- Your objective
Type out all the data below, word for word.

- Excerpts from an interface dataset
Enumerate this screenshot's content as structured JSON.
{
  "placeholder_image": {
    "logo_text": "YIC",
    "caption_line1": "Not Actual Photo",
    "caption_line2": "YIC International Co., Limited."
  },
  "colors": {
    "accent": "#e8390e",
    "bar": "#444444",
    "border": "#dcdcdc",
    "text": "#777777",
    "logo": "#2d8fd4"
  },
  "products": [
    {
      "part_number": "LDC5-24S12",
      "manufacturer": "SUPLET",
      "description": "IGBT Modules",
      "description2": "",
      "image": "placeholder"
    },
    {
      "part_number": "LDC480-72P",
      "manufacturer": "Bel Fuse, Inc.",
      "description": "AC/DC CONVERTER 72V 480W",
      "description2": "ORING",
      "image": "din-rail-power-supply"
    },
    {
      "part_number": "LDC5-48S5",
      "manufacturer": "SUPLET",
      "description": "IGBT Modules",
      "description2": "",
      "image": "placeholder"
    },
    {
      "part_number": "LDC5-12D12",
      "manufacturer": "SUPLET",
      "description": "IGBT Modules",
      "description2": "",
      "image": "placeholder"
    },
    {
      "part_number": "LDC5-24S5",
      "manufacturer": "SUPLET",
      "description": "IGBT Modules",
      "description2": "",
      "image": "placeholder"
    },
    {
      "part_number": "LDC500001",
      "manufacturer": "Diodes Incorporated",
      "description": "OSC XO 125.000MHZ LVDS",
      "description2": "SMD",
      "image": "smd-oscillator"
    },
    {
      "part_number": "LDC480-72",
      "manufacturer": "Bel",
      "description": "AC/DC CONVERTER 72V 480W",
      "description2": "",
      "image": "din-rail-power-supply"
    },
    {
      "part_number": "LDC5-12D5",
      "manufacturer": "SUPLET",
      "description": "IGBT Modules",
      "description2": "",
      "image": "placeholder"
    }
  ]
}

- Solution to the exercise
Enumerate this screenshot's content as structured JSON.
{
  "placeholder_image": {
    "logo_text": "YIC",
    "caption_line1": "Not Actual Photo",
    "caption_line2": "YIC International Co., Limited."
  },
  "colors": {
    "accent": "#e8390e",
    "bar": "#444444",
    "border": "#dcdcdc",
    "text": "#777777",
    "logo": "#2d8fd4"
  },
  "products": [
    {
      "part_number": "LDC5-24S12",
      "manufacturer": "SUPLET",
      "description": "IGBT Modules",
      "description2": "",
      "image": "placeholder"
    },
    {
      "part_number": "LDC480-72P",
      "manufacturer": "Bel Fuse, Inc.",
      "description": "AC/DC CONVERTER 72V 480W",
      "description2": "ORING",
      "image": "din-rail-power-supply"
    },
    {
      "part_number": "LDC5-48S5",
      "manufacturer": "SUPLET",
      "description": "IGBT Modules",
      "description2": "",
      "image": "placeholder"
    },
    {
      "part_number": "LDC5-12D12",
      "manufacturer": "SUPLET",
      "description": "IGBT Modules",
      "description2": "",
      "image": "placeholder"
    },
    {
      "part_number": "LDC5-24S5",
      "manufacturer": "SUPLET",
      "description": "IGBT Modules",
      "description2": "",
      "image": "placeholder"
    },
    {
      "part_number": "LDC500001",
      "manufacturer": "Diodes Incorporated",
      "description": "OSC XO 125.000MHZ LVDS",
      "description2": "SMD",
      "image": "smd-oscillator"
    },
    {
      "part_number": "LDC480-72",
      "manufacturer": "Bel",
      "description": "AC/DC CONVERTER 72V 480W",
      "description2": "",
      "image": "din-rail-power-supply"
    },
    {
      "part_number": "LDC5-12D5",
      "manufacturer": "SUPLET",
      "description": "IGBT Modules",
      "description2": "",
      "image": "placeholder"
    }
  ]
}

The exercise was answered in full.